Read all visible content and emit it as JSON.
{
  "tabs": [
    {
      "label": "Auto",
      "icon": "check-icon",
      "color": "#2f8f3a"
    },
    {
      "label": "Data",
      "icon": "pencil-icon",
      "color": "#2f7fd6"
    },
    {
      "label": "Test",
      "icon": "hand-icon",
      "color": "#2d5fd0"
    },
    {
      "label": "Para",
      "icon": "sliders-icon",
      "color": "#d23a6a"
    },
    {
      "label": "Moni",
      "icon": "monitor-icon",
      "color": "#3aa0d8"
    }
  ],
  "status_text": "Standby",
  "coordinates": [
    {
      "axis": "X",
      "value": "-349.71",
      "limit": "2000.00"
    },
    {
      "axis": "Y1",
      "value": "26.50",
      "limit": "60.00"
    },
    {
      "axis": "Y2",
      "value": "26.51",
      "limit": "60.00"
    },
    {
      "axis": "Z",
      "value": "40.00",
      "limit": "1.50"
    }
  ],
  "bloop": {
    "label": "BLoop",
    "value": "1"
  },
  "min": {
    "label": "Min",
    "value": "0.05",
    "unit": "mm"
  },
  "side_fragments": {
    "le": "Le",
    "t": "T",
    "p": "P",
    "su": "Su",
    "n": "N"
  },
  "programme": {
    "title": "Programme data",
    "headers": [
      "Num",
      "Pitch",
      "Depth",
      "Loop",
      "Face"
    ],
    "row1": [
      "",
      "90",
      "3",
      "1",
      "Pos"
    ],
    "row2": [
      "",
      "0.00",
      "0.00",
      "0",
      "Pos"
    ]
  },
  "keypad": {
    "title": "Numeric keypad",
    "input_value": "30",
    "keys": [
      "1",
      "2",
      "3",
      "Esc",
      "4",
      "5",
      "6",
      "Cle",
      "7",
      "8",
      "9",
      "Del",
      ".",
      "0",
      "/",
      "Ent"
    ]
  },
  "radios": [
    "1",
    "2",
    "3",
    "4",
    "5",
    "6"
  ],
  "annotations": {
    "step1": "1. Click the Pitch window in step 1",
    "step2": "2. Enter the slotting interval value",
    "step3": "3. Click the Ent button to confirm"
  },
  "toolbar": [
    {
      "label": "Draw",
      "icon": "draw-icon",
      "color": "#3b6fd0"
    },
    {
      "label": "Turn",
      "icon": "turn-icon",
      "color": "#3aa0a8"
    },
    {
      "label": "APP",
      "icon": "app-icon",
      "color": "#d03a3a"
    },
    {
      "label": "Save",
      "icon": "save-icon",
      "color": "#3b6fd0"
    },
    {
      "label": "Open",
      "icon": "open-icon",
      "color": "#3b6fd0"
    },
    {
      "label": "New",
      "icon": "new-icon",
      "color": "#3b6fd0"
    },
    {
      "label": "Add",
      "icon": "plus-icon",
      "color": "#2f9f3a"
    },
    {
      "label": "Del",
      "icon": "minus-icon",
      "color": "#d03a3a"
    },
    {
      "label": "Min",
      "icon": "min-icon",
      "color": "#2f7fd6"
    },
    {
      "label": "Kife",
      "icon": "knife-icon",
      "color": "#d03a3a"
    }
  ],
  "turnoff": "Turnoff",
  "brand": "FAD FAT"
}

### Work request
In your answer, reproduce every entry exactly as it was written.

### Answer
Read all visible content and emit it as JSON.
{
  "tabs": [
    {
      "label": "Auto",
      "icon": "check-icon",
      "color": "#2f8f3a"
    },
    {
      "label": "Data",
      "icon": "pencil-icon",
      "color": "#2f7fd6"
    },
    {
      "label": "Test",
      "icon": "hand-icon",
      "color": "#2d5fd0"
    },
    {
      "label": "Para",
      "icon": "sliders-icon",
      "color": "#d23a6a"
    },
    {
      "label": "Moni",
      "icon": "monitor-icon",
      "color": "#3aa0d8"
    }
  ],
  "status_text": "Standby",
  "coordinates": [
    {
      "axis": "X",
      "value": "-349.71",
      "limit": "2000.00"
    },
    {
      "axis": "Y1",
      "value": "26.50",
      "limit": "60.00"
    },
    {
      "axis": "Y2",
      "value": "26.51",
      "limit": "60.00"
    },
    {
      "axis": "Z",
      "value": "40.00",
      "limit": "1.50"
    }
  ],
  "bloop": {
    "label": "BLoop",
    "value": "1"
  },
  "min": {
    "label": "Min",
    "value": "0.05",
    "unit": "mm"
  },
  "side_fragments": {
    "le": "Le",
    "t": "T",
    "p": "P",
    "su": "Su",
    "n": "N"
  },
  "programme": {
    "title": "Programme data",
    "headers": [
      "Num",
      "Pitch",
      "Depth",
      "Loop",
      "Face"
    ],
    "row1": [
      "",
      "90",
      "3",
      "1",
      "Pos"
    ],
    "row2": [
      "",
      "0.00",
      "0.00",
      "0",
      "Pos"
    ]
  },
  "keypad": {
    "title": "Numeric keypad",
    "input_value": "30",
    "keys": [
      "1",
      "2",
      "3",
      "Esc",
      "4",
      "5",
      "6",
      "Cle",
      "7",
      "8",
      "9",
      "Del",
      ".",
      "0",
      "/",
      "Ent"
    ]
  },
  "radios": [
    "1",
    "2",
    "3",
    "4",
    "5",
    "6"
  ],
  "annotations": {
    "step1": "1. Click the Pitch window in step 1",
    "step2": "2. Enter the slotting interval value",
    "step3": "3. Click the Ent button to confirm"
  },
  "toolbar": [
    {
      "label": "Draw",
      "icon": "draw-icon",
      "color": "#3b6fd0"
    },
    {
      "label": "Turn",
      "icon": "turn-icon",
      "color": "#3aa0a8"
    },
    {
      "label": "APP",
      "icon": "app-icon",
      "color": "#d03a3a"
    },
    {
      "label": "Save",
      "icon": "save-icon",
      "color": "#3b6fd0"
    },
    {
      "label": "Open",
      "icon": "open-icon",
      "color": "#3b6fd0"
    },
    {
      "label": "New",
      "icon": "new-icon",
      "color": "#3b6fd0"
    },
    {
      "label": "Add",
      "icon": "plus-icon",
      "color": "#2f9f3a"
    },
    {
      "label": "Del",
      "icon": "minus-icon",
      "color": "#d03a3a"
    },
    {
      "label": "Min",
      "icon": "min-icon",
      "color": "#2f7fd6"
    },
    {
      "label": "Kife",
      "icon": "knife-icon",
      "color": "#d03a3a"
    }
  ],
  "turnoff": "Turnoff",
  "brand": "FAD FAT"
}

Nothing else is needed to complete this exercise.